My son is the light of my life. I never believed in love at first sight until the nurse laid him in my arms just minutes after he was born. Appropriately enough, it was Valentine's Day. But having a child also has its attendant challenges, especially when it comes to maintaining a romantic relationship with my husband.
Our schedule is now almost entirely dictated by the sleeping schedule, eating schedule and fussiness of our son. So how do you keep that flame of passion alight once children enter the picture? Is it even possible? The answer is yes, of course, it will just take a little more planning than it once did.
1. Be intentionally personal
Telling each other, "I love you," followed by a swift peck a couple times a day will not be enough to keep the romance alive. You'll need to intentionally do things to show your spouse that he or she is the most important thing in your life. One husband gave his wife a jar for Valentine's Day labeled, "1,000 Reasons Why I Love Her." His wife said it was the best gift she ever received.
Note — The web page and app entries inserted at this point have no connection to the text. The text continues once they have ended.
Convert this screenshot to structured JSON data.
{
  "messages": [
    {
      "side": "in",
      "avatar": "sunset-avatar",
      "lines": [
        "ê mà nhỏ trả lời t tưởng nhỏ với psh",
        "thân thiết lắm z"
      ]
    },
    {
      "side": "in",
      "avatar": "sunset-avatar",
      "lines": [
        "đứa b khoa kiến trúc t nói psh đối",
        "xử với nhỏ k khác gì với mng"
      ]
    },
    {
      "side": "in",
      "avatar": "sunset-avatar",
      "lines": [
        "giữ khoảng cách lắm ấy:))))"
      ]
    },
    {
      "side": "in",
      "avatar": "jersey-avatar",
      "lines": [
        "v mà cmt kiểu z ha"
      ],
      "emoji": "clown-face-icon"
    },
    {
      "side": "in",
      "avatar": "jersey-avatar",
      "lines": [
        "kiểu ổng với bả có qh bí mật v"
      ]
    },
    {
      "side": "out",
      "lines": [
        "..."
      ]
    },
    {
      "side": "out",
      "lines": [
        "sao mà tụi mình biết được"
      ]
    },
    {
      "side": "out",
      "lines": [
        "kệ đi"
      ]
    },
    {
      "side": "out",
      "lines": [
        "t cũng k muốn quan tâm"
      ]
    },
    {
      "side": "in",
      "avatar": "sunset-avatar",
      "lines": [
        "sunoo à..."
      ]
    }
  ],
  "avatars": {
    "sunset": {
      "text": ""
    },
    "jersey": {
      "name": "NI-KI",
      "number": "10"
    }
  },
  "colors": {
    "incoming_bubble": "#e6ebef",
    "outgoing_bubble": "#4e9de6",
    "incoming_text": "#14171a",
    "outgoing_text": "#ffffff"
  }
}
2. Speak each other's love languages
The 5 Love Languages
is a best-selling book by author and marriage counselor Gary Chapman. It describes five different ways people like to have love shown to them: words of affirmation, acts of service, physical touch, receiving gifts and quality time. It also comes with a test, available for free online, that readers can take to reveal their own love languages. If you're serious about coming up with new or more ways to show one another you care, take this test and then tailor your actions to your spouse's love languages.
3. Make eye contact
I didn't realize it until lately that my husband and I rarely are able to talk face-to-face. We always have a squalling baby, a noisy television or a sink full of dishes in the way when we talk. If this sounds like you, try this exercise: stare into each other's eyes for two minutes. That's all. A 1989 study asked complete strangers to do just this, and they found "in some cases, [eye contact] was enough to produce passionate feelings for each other." This seemingly inexplicable reaction occurs because "when you look someone directly in the eyes the body produces [a] chemical called phenylethylamine," a chemical which makes people feel love.
Most of the time, your kids will take all your attention. But remember to save a little of that attention and energy for your spouse. David Code, a family coach and author of To Raise Happy Kids, Put Your Marriage First, said, "It's a myth that the more attention we give our kids, the better they'll turn out. We seem to be marrying our kids instead of our spouses because we find it easier to be with our kids than our partners." Your spouse should come first in your life and as your relationship improves, so too will your relationship with your children.
Being married isn't easy. If it was the U.S. divorce rate wouldn't be so high. But it can be made beautiful and enriching and exhilarating if you take the time to maintain it, even after the advent of children.